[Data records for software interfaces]
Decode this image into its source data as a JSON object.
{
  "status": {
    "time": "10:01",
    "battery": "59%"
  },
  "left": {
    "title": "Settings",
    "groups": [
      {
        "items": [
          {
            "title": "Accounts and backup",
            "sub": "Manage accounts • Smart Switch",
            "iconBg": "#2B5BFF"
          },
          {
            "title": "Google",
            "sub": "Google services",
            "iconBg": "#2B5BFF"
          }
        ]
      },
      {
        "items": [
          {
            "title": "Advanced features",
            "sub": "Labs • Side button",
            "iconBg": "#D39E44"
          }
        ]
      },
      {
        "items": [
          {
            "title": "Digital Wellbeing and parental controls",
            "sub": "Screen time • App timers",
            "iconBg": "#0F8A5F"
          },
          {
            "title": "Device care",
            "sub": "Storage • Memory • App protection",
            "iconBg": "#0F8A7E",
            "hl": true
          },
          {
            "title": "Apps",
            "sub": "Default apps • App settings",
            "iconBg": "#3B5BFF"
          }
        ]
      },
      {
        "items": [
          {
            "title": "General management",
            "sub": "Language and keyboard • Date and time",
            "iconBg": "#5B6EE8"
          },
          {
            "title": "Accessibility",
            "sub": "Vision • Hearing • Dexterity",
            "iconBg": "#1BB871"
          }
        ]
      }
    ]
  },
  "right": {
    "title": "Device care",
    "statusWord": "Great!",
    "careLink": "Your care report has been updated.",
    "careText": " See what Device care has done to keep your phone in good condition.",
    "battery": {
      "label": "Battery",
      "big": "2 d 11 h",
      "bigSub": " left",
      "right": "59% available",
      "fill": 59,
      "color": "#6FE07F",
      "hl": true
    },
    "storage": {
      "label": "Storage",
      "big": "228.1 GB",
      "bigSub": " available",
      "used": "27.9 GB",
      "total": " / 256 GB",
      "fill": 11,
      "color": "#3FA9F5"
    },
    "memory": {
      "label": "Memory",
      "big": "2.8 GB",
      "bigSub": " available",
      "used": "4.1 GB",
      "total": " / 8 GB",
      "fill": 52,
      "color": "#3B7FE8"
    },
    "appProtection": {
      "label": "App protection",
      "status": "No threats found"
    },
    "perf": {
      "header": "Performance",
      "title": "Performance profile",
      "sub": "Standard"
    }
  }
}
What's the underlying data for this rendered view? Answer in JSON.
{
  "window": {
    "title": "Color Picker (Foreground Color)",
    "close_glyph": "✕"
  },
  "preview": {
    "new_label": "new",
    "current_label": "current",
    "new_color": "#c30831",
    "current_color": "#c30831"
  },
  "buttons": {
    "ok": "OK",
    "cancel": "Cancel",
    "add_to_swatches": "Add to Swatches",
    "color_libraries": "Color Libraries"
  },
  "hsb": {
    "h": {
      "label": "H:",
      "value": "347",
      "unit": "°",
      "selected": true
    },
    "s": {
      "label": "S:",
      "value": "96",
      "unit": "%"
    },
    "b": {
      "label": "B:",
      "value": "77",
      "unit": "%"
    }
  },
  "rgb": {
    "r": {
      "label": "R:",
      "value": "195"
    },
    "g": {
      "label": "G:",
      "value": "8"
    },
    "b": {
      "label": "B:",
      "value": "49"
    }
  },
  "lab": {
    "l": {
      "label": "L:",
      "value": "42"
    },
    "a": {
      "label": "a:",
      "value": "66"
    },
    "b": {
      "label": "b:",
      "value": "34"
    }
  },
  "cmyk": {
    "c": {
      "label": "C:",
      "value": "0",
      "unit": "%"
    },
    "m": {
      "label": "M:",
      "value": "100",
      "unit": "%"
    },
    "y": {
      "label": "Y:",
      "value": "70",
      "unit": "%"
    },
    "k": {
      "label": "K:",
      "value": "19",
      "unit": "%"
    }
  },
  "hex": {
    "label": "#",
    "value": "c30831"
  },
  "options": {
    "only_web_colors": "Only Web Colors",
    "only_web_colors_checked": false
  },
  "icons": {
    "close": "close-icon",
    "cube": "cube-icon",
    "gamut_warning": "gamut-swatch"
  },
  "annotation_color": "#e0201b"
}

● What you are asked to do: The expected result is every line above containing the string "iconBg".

● Finished exercise:
            "iconBg": "#2B5BFF"
            "iconBg": "#2B5BFF"
            "iconBg": "#D39E44"
            "iconBg": "#0F8A5F"
            "iconBg": "#0F8A7E",
            "iconBg": "#3B5BFF"
            "iconBg": "#5B6EE8"
            "iconBg": "#1BB871"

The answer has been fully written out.